Catherine Perez (B.A. 2011)
Attorney, District Attorney’s Office, Buncombe County, North Carolina

Catherine PerezAs a state prosecutor for a North Carolina district attorney’s office, Catherine Perez creates positive social change at the local level. It’s what she likes most about her job: “I love being a part of the community” and “if you’re engaged, you can influence your local leaders to change policies.”  
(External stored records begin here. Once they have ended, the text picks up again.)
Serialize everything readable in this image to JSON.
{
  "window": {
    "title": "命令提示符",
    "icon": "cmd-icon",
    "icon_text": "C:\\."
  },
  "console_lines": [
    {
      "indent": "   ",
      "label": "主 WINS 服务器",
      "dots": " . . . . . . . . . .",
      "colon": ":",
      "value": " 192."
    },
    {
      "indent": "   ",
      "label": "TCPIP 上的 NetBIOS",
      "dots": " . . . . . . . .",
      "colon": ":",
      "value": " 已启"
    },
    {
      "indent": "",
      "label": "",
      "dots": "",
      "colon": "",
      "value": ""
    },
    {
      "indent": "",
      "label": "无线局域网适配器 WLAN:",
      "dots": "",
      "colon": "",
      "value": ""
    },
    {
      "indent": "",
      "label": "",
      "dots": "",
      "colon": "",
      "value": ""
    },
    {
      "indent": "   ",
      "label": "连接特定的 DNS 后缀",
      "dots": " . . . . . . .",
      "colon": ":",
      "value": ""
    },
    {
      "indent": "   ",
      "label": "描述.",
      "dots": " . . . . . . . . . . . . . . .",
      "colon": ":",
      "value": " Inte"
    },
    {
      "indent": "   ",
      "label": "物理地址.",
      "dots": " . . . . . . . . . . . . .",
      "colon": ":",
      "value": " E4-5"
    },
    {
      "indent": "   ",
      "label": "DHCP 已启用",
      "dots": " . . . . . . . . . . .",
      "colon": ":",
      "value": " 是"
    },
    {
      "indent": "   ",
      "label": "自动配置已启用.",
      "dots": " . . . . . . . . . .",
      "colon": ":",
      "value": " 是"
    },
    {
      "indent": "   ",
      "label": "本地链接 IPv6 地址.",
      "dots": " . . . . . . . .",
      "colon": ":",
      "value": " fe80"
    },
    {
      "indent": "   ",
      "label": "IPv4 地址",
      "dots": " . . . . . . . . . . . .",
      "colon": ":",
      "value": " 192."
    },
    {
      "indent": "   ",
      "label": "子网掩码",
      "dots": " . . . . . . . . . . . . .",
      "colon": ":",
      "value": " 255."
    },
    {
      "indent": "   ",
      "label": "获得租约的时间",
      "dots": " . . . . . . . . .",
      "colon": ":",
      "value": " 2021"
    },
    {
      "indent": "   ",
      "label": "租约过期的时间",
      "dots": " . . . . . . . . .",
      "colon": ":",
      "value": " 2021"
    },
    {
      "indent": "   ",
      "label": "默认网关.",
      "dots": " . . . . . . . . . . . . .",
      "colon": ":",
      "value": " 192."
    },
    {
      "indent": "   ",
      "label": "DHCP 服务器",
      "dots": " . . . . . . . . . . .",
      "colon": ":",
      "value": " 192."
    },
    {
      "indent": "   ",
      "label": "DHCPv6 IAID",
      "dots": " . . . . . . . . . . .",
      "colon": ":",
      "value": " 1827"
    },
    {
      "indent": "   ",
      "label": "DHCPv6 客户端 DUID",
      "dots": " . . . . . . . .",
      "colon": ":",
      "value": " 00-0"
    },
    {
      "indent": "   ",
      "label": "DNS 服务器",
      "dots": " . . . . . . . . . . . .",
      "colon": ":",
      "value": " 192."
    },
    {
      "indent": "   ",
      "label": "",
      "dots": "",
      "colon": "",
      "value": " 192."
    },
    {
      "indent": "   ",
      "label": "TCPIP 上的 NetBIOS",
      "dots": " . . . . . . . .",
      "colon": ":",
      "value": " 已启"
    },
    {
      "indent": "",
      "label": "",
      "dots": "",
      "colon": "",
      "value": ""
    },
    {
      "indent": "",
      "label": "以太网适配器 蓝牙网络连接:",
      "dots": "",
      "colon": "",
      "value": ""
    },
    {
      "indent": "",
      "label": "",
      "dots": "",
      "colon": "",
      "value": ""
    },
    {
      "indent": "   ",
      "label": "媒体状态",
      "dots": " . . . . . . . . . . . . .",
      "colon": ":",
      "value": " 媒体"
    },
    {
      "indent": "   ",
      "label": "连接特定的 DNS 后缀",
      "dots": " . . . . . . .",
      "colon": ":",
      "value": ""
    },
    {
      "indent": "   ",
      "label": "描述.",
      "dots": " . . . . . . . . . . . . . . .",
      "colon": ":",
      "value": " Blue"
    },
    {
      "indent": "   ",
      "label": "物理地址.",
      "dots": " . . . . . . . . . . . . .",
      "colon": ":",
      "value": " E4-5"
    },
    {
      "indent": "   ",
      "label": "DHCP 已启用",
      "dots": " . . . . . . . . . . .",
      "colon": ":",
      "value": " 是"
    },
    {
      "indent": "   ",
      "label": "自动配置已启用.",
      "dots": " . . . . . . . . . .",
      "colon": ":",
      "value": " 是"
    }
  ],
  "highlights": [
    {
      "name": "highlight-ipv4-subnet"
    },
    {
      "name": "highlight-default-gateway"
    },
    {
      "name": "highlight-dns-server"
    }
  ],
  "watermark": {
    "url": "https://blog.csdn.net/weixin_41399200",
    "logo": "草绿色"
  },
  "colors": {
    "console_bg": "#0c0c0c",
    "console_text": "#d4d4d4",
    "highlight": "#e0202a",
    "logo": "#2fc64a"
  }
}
Also—somewhat paradoxically—in her prosecutor role, Catherine is able to assist community members facing criminal charges.  She specializes in drug prosecutions, but her main goal is getting drug offenders alternative sentences—such as rehabilitation programs or extensive community service.  Indeed, the most rewarding part of her job says Catherine, is when people actually complete these options because “it’s just a different person walking out than the person who walked in.”  She also advocates for the accused, who are typically the most economically disadvantaged in the community, by asking judges to waive their costs and by assisting them if they can’t afford their own attorney.

After graduating in 2011 with her B.A. in English (Literature Track), Catherine continued her educational journey at the University of North Carolina, Chapel Hill (UNC) School of Law, one of the top law schools in the country.  She credits her English degree with preparing her for the intellectual rigors of both law school and law practice. As she puts it, “Anybody who can get through the English program at CSUSB” can make it in a high-level program like UNC.  Her literature courses also gave her experience weighing different interpretations, a skill she applies every time she prepares for a trial.

Catherine also cautions, however, that law school is tough and competitive—with tons of reading and studying for classes full of high-achieving peers.  She got through it by treating it like a job, getting to campus at 7:30 AM and not leaving until the end of the day. She advises current English majors to think carefully about whether they want to go to law school, to take an LSAT prep course, and to intern at a law firm or clerk at a courthouse in order to “figure out if you really want it.”

Catherine also encourages minority students, including Hispanic students, to consider applying to law schools in the South (such as UNC), which give generous financial support to students from underrepresented groups.  UNC also offers financial incentives to students who wish to pursue public interest law, an area focused in part on advocacy for disadvantaged populations.

A final piece of advice that Catherine offers to English majors is to simply talk to your professors and meet with them for mentoring. “I would not have made it where I’m at if it were not for the professors who helped me get here,” she says.  She offers special words of appreciation for Professors Renée Pigeon, Chad Luck, Luz Elena Ramirez, and Jessica Luck for their engaging courses on crime fiction, literary theory, British representations of Latin America, and Garbage in twentieth-century literature, as well as for their support in the law school application process.